EXERCISE BRIEF.
What you return should be each line of the data containing the string "JSON".

....................

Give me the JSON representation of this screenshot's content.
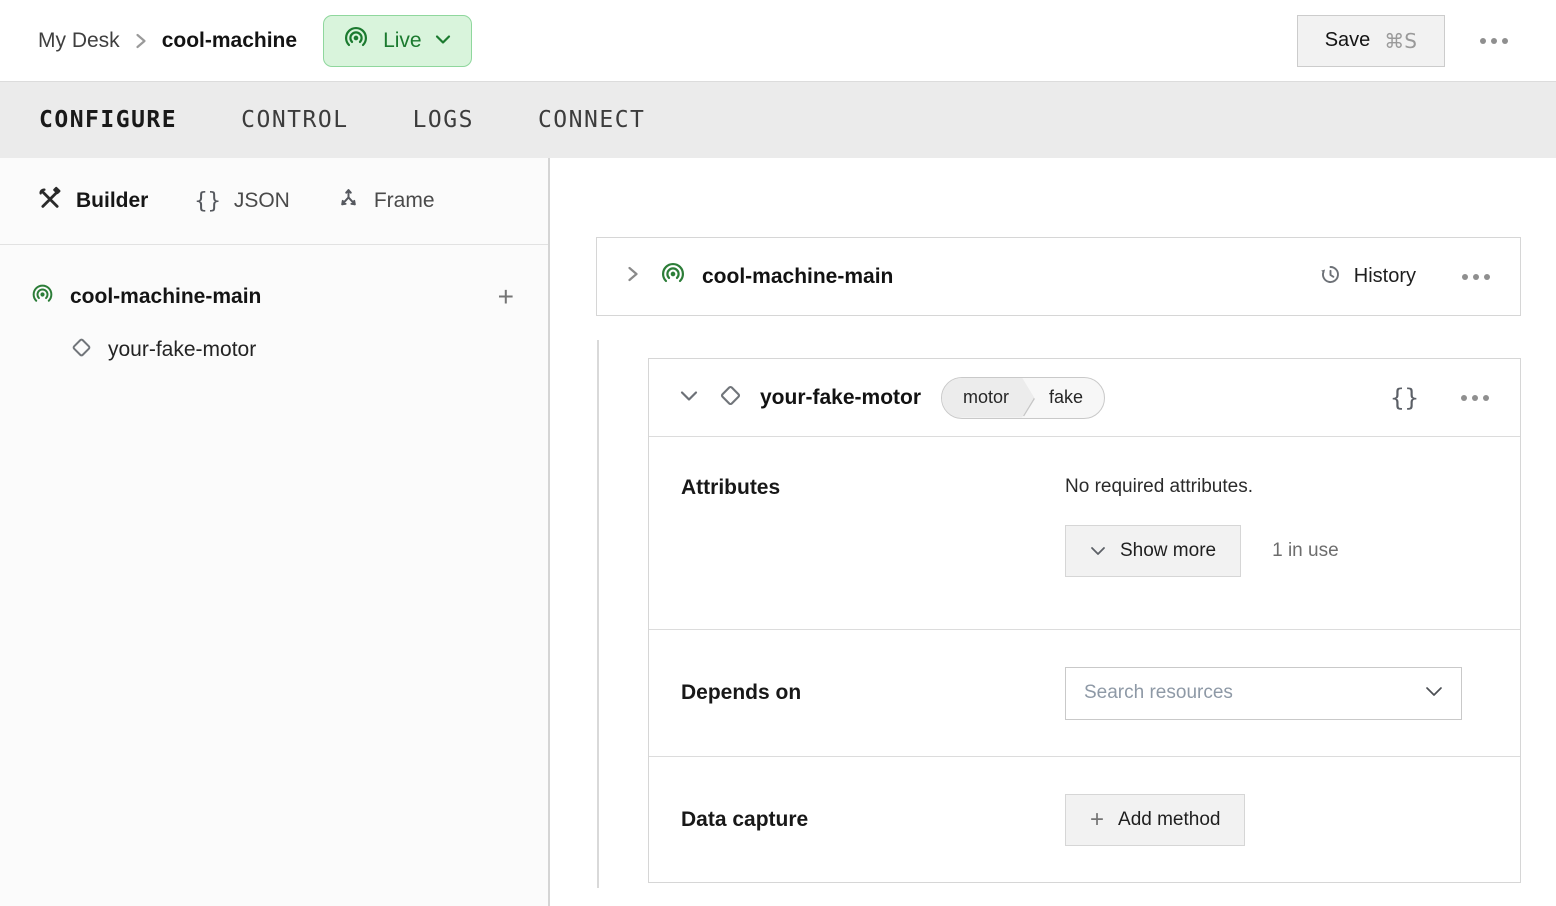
{
  "colors": {
    "live_badge_bg": "#d9f4dc",
    "live_badge_border": "#8fd79d",
    "live_green_text": "#1b7a2f",
    "machine_icon_green": "#2c7d38",
    "tabbar_bg": "#ebebeb",
    "button_bg": "#f2f2f2"
  },
  "header": {
    "breadcrumb": {
      "parent": "My Desk",
      "machine": "cool-machine"
    },
    "live_badge": {
      "label": "Live"
    },
    "save_button": {
      "label": "Save",
      "shortcut": "⌘S"
    }
  },
  "tabs": [
    {
      "label": "CONFIGURE",
      "active": true
    },
    {
      "label": "CONTROL",
      "active": false
    },
    {
      "label": "LOGS",
      "active": false
    },
    {
      "label": "CONNECT",
      "active": false
    }
  ],
  "sidebar": {
    "modes": [
      {
        "label": "Builder",
        "active": true
      },
      {
        "label": "JSON",
        "active": false
      },
      {
        "label": "Frame",
        "active": false
      }
    ],
    "tree": {
      "part": {
        "label": "cool-machine-main"
      },
      "component": {
        "label": "your-fake-motor"
      }
    }
  },
  "main": {
    "part_card": {
      "title": "cool-machine-main",
      "history_label": "History"
    },
    "component_card": {
      "title": "your-fake-motor",
      "type_badge": {
        "type": "motor",
        "model": "fake"
      },
      "attributes": {
        "label": "Attributes",
        "empty_text": "No required attributes.",
        "show_more_label": "Show more",
        "usage_text": "1 in use"
      },
      "depends_on": {
        "label": "Depends on",
        "placeholder": "Search resources"
      },
      "data_capture": {
        "label": "Data capture",
        "add_method_label": "Add method"
      }
    }
  },
  "icons": {
    "braces": "{}",
    "plus": "+"
  }
}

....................

ANSWER TO THIS PROBLEM.
Give me the JSON representation of this screenshot's content.
        "label": "JSON",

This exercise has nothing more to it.